Sunday, July 7, 2013

#1,056. The African Queen (1951)

Directed By: John Huston

Starring: Humphrey Bogart, Katharine Hepburn, Robert Morley

Tag line: "The greatest adventure a man ever lived...with a woman!"

Trivia: Walt Disney used this film as the basis for the Disneyland's "Jungle Cruise" attraction

One of the greatest adventure movies of all time, The African Queen also features a romantic pairing that’s among the most unusual ever committed to film.

The year is 1914. The setting: Africa. Ignoring the war that has broken out in Europe, a pair of British missionaries, Samuel Sayer (Robert Morse) and his sister Rose (Katherine Hepburn), continue to deliver God's message in German-controlled East Africa. But when the German Army destroys their mission, critically wounding Samuel in the process, Rose turns to hard-drinking American riverboat captain Charlie Allnut (Humphrey Bogart) for help. 

Samuel eventually dies, at which point Rose climbs aboard Capt. Allnut’s ship, The African Queen, and the two set sail, hoping to avoid the many patrol boats roaming the river. Rose eventually suggests they take the initiative and attack Germany’s most prized gunship, the Queen Louisa, but Capt. Allnut is more than a little reluctant to follow her advice. He eventually has a change of heart, however, when he and Rose fall for each other, a love that is tested time and again by the treacherous African river.
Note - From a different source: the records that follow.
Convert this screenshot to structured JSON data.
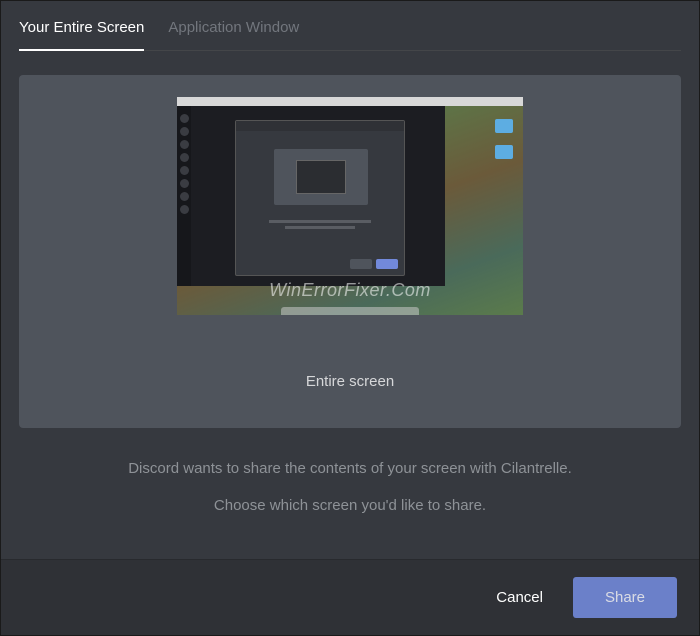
{
  "tabs": {
    "entire_screen": "Your Entire Screen",
    "application_window": "Application Window"
  },
  "screen_card": {
    "label": "Entire screen",
    "watermark": "WinErrorFixer.Com"
  },
  "info": {
    "line1": "Discord wants to share the contents of your screen with Cilantrelle.",
    "line2": "Choose which screen you'd like to share."
  },
  "footer": {
    "cancel": "Cancel",
    "share": "Share"
  }
}
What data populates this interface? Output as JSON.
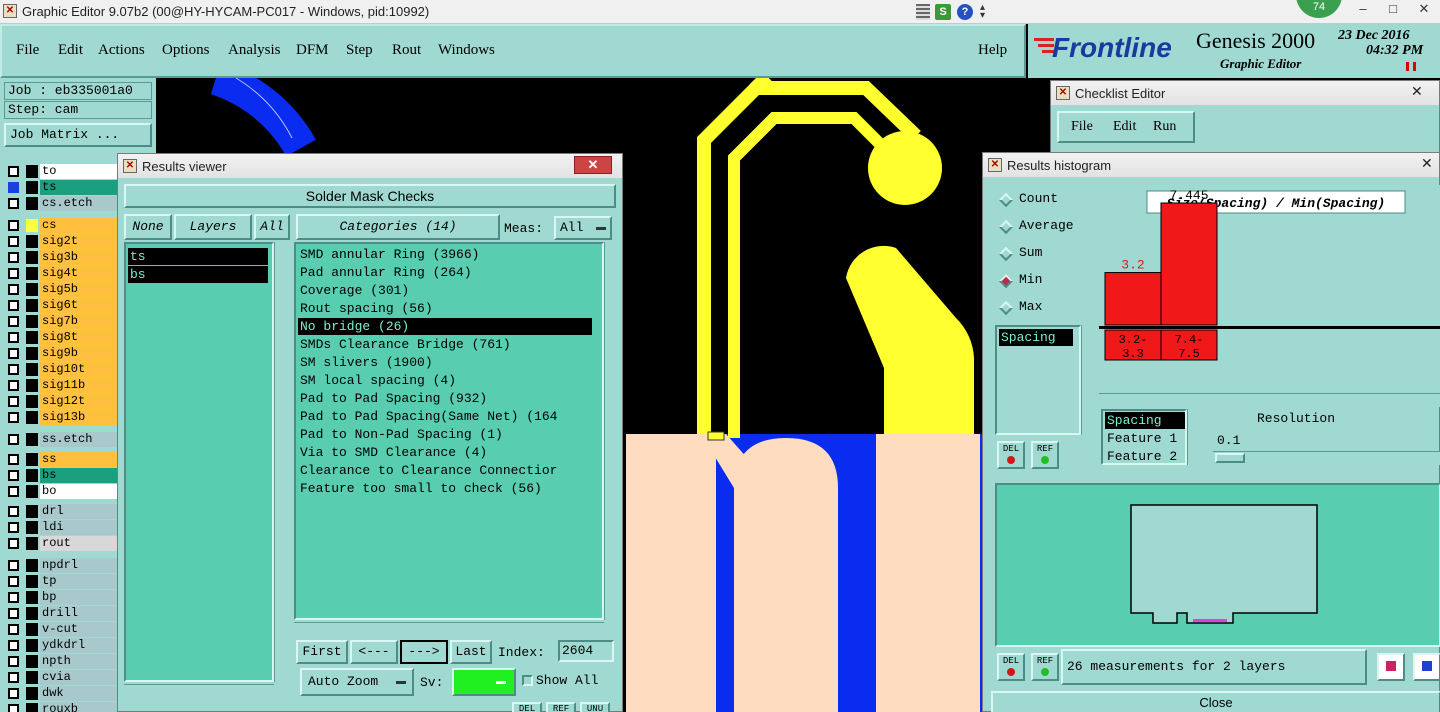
{
  "window": {
    "title": "Graphic Editor 9.07b2 (00@HY-HYCAM-PC017 - Windows, pid:10992)",
    "badge": "74",
    "controls": [
      "–",
      "□",
      "✕"
    ]
  },
  "menu": {
    "items": [
      "File",
      "Edit",
      "Actions",
      "Options",
      "Analysis",
      "DFM",
      "Step",
      "Rout",
      "Windows"
    ],
    "help": "Help"
  },
  "brand": {
    "logo": "Frontline",
    "product": "Genesis 2000",
    "subtitle": "Graphic Editor",
    "date": "23 Dec 2016",
    "time": "04:32 PM"
  },
  "job": {
    "job_label": "Job : eb335001a0",
    "step_label": "Step: cam",
    "matrix_button": "Job Matrix ..."
  },
  "layers": [
    {
      "name": "to",
      "color": "#ffffff"
    },
    {
      "name": "ts",
      "color": "#1aa07e",
      "active": true
    },
    {
      "name": "cs.etch",
      "color": "#a8c8cc"
    },
    {
      "name": "cs",
      "color": "#ffc040",
      "swatch": "#ffff40"
    },
    {
      "name": "sig2t",
      "color": "#ffc040"
    },
    {
      "name": "sig3b",
      "color": "#ffc040"
    },
    {
      "name": "sig4t",
      "color": "#ffc040"
    },
    {
      "name": "sig5b",
      "color": "#ffc040"
    },
    {
      "name": "sig6t",
      "color": "#ffc040"
    },
    {
      "name": "sig7b",
      "color": "#ffc040"
    },
    {
      "name": "sig8t",
      "color": "#ffc040"
    },
    {
      "name": "sig9b",
      "color": "#ffc040"
    },
    {
      "name": "sig10t",
      "color": "#ffc040"
    },
    {
      "name": "sig11b",
      "color": "#ffc040"
    },
    {
      "name": "sig12t",
      "color": "#ffc040"
    },
    {
      "name": "sig13b",
      "color": "#ffc040"
    },
    {
      "name": "ss.etch",
      "color": "#a8c8cc"
    },
    {
      "name": "ss",
      "color": "#ffc040"
    },
    {
      "name": "bs",
      "color": "#1aa07e"
    },
    {
      "name": "bo",
      "color": "#ffffff"
    },
    {
      "name": "drl",
      "color": "#a8c8cc"
    },
    {
      "name": "ldi",
      "color": "#a8c8cc"
    },
    {
      "name": "rout",
      "color": "#d8d8d8"
    },
    {
      "name": "npdrl",
      "color": "#a8c8cc"
    },
    {
      "name": "tp",
      "color": "#a8c8cc"
    },
    {
      "name": "bp",
      "color": "#a8c8cc"
    },
    {
      "name": "drill",
      "color": "#a8c8cc"
    },
    {
      "name": "v-cut",
      "color": "#a8c8cc"
    },
    {
      "name": "ydkdrl",
      "color": "#a8c8cc"
    },
    {
      "name": "npth",
      "color": "#a8c8cc"
    },
    {
      "name": "cvia",
      "color": "#a8c8cc"
    },
    {
      "name": "dwk",
      "color": "#a8c8cc"
    },
    {
      "name": "rouxb",
      "color": "#a8c8cc"
    }
  ],
  "results_viewer": {
    "title": "Results viewer",
    "header": "Solder Mask Checks",
    "none_btn": "None",
    "layers_btn": "Layers",
    "all_btn": "All",
    "categories_btn": "Categories (14)",
    "meas_label": "Meas:",
    "meas_value": "All",
    "layers": [
      "ts",
      "bs"
    ],
    "categories": [
      "SMD annular Ring (3966)",
      "Pad annular Ring (264)",
      "Coverage (301)",
      "Rout spacing (56)",
      "No bridge (26)",
      "SMDs Clearance Bridge (761)",
      "SM slivers (1900)",
      "SM local spacing (4)",
      "Pad to Pad Spacing (932)",
      "Pad to Pad Spacing(Same Net) (164",
      "Pad to Non-Pad Spacing (1)",
      "Via to SMD Clearance (4)",
      "Clearance to Clearance Connectior",
      "Feature too small to check (56)"
    ],
    "selected_category_index": 4,
    "first_btn": "First",
    "prev_btn": "<---",
    "next_btn": "--->",
    "last_btn": "Last",
    "index_label": "Index:",
    "index_value": "2604",
    "zoom_btn": "Auto Zoom",
    "sv_label": "Sv:",
    "show_all": "Show All",
    "bottom_btns": [
      "DEL",
      "REF",
      "UNU"
    ]
  },
  "checklist": {
    "title": "Checklist Editor",
    "menu": [
      "File",
      "Edit",
      "Run"
    ]
  },
  "histogram": {
    "title": "Results histogram",
    "modes": [
      "Count",
      "Average",
      "Sum",
      "Min",
      "Max"
    ],
    "selected_mode": "Min",
    "measure_list": [
      "Spacing"
    ],
    "chart_title": "Size(Spacing) / Min(Spacing)",
    "attr_list": [
      "Spacing",
      "Feature 1",
      "Feature 2"
    ],
    "resolution_label": "Resolution",
    "resolution_value": "0.1",
    "summary": "26 measurements for 2 layers",
    "close": "Close",
    "del": "DEL",
    "ref": "REF"
  },
  "chart_data": {
    "type": "bar",
    "title": "Size(Spacing) / Min(Spacing)",
    "categories": [
      "3.2-\n3.3",
      "7.4-\n7.5"
    ],
    "bin_labels_top": [
      "3.2-",
      "7.4-"
    ],
    "bin_labels_bottom": [
      "3.3",
      "7.5"
    ],
    "values": [
      3.2,
      7.445
    ],
    "value_labels": [
      "3.2",
      "7.445"
    ],
    "bar_color": "#f01818"
  }
}
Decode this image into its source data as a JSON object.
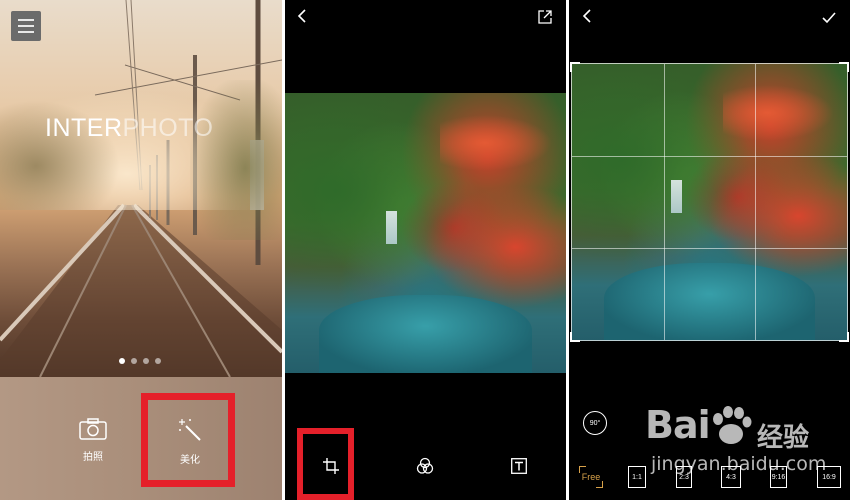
{
  "panel_launch": {
    "brand_part1": "INTER",
    "brand_part2": "PHOTO",
    "carousel_page": 1,
    "carousel_pages": 4,
    "camera_label": "拍照",
    "beautify_label": "美化",
    "highlight_color": "#e5202a"
  },
  "panel_editor": {
    "tools": [
      "crop-icon",
      "filter-icon",
      "text-icon"
    ]
  },
  "panel_crop": {
    "rotate_label": "90°",
    "ratios": [
      "Free",
      "1:1",
      "2:3",
      "4:3",
      "9:16",
      "16:9"
    ],
    "selected_ratio": "Free",
    "accent_color": "#d8a24a"
  },
  "watermark": {
    "logo": "Bai",
    "logo_suffix": "经验",
    "url": "jingyan.baidu.com"
  }
}
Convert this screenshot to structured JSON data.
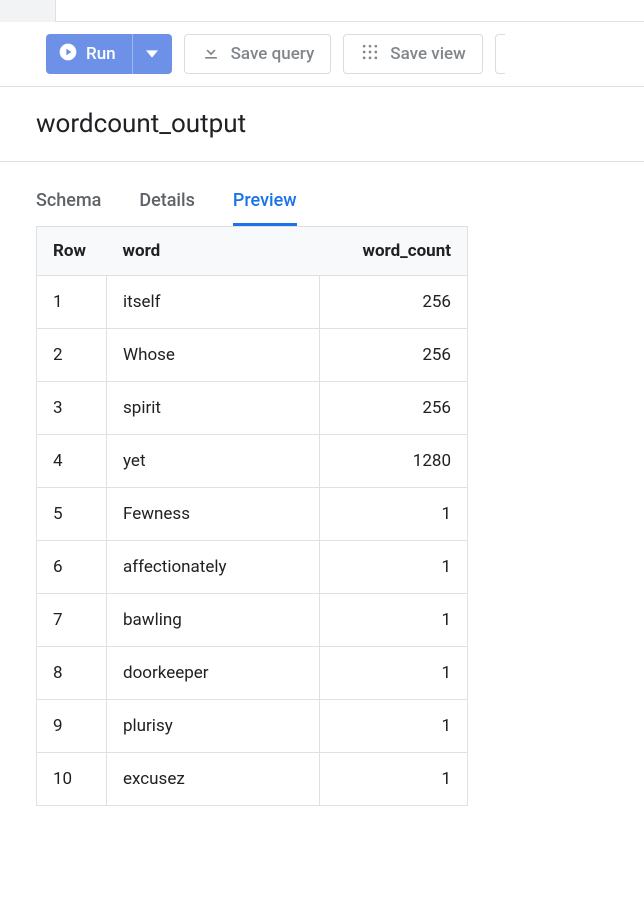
{
  "toolbar": {
    "run_label": "Run",
    "save_query_label": "Save query",
    "save_view_label": "Save view"
  },
  "page_title": "wordcount_output",
  "tabs": {
    "schema": "Schema",
    "details": "Details",
    "preview": "Preview"
  },
  "table": {
    "headers": {
      "row": "Row",
      "word": "word",
      "word_count": "word_count"
    },
    "rows": [
      {
        "n": "1",
        "word": "itself",
        "count": "256"
      },
      {
        "n": "2",
        "word": "Whose",
        "count": "256"
      },
      {
        "n": "3",
        "word": "spirit",
        "count": "256"
      },
      {
        "n": "4",
        "word": "yet",
        "count": "1280"
      },
      {
        "n": "5",
        "word": "Fewness",
        "count": "1"
      },
      {
        "n": "6",
        "word": "affectionately",
        "count": "1"
      },
      {
        "n": "7",
        "word": "bawling",
        "count": "1"
      },
      {
        "n": "8",
        "word": "doorkeeper",
        "count": "1"
      },
      {
        "n": "9",
        "word": "plurisy",
        "count": "1"
      },
      {
        "n": "10",
        "word": "excusez",
        "count": "1"
      }
    ]
  }
}
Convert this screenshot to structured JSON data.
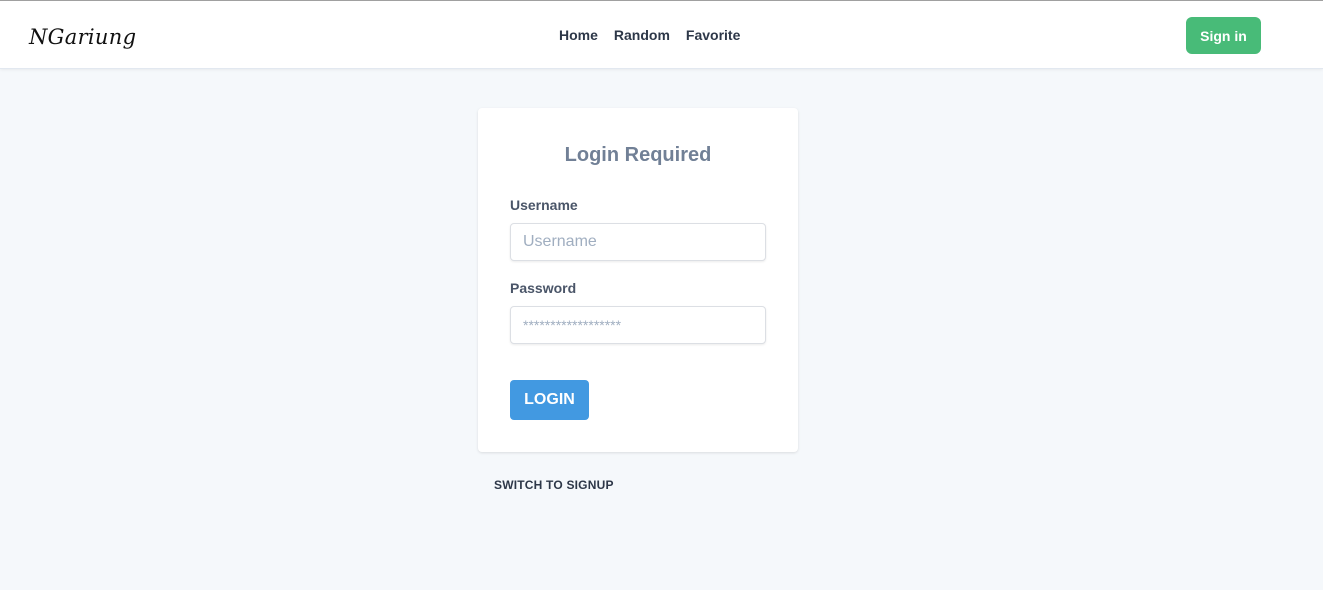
{
  "header": {
    "brand": "NGariung",
    "nav": [
      {
        "label": "Home"
      },
      {
        "label": "Random"
      },
      {
        "label": "Favorite"
      }
    ],
    "signin_label": "Sign in"
  },
  "login_card": {
    "title": "Login Required",
    "username": {
      "label": "Username",
      "placeholder": "Username",
      "value": ""
    },
    "password": {
      "label": "Password",
      "placeholder": "******************",
      "value": ""
    },
    "submit_label": "LOGIN"
  },
  "switch_link": "SWITCH TO SIGNUP",
  "colors": {
    "page_bg": "#f5f8fb",
    "signin_button": "#48bb78",
    "login_button": "#4299e1",
    "title_text": "#718096"
  }
}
Off-screen, Humphrey Bogart and Katherine Hepburn were as different as their characters. Legend has it Hepburn even chastised both Bogart and the movie’s director, John Huston, for their non-stop drinking. Still, the two stars developed a mutual respect for each other, which carried over into the film. And it’s a good thing it did, too, because for much of its running time, The African Queen is a two-person picture, focusing on the pair’s adventures (including an exciting scene where their boat floats helplessly down violent rapids) as well as their blossoming love affair.

Both Bogart and Hepburn are excellent. For her turn as the puritanical Rose, Hepburn received her 5th Academy Award nomination, though it was Bogart who walked away with the Oscar for his performance as Charlie Allnut, marking the only time in his career he’d win the coveted award. It was they who made this unlikely adventure/romance spring so convincingly to life, and the reason the film is still, over 60 years later, heralded a classic of the silver screen.

1 comment:

Unknown said...

The African Queen is one of the greatest movies ever made :) I've loved it every since I was a little kid. Bogart and Hepburn have such a magnificent chemistry together!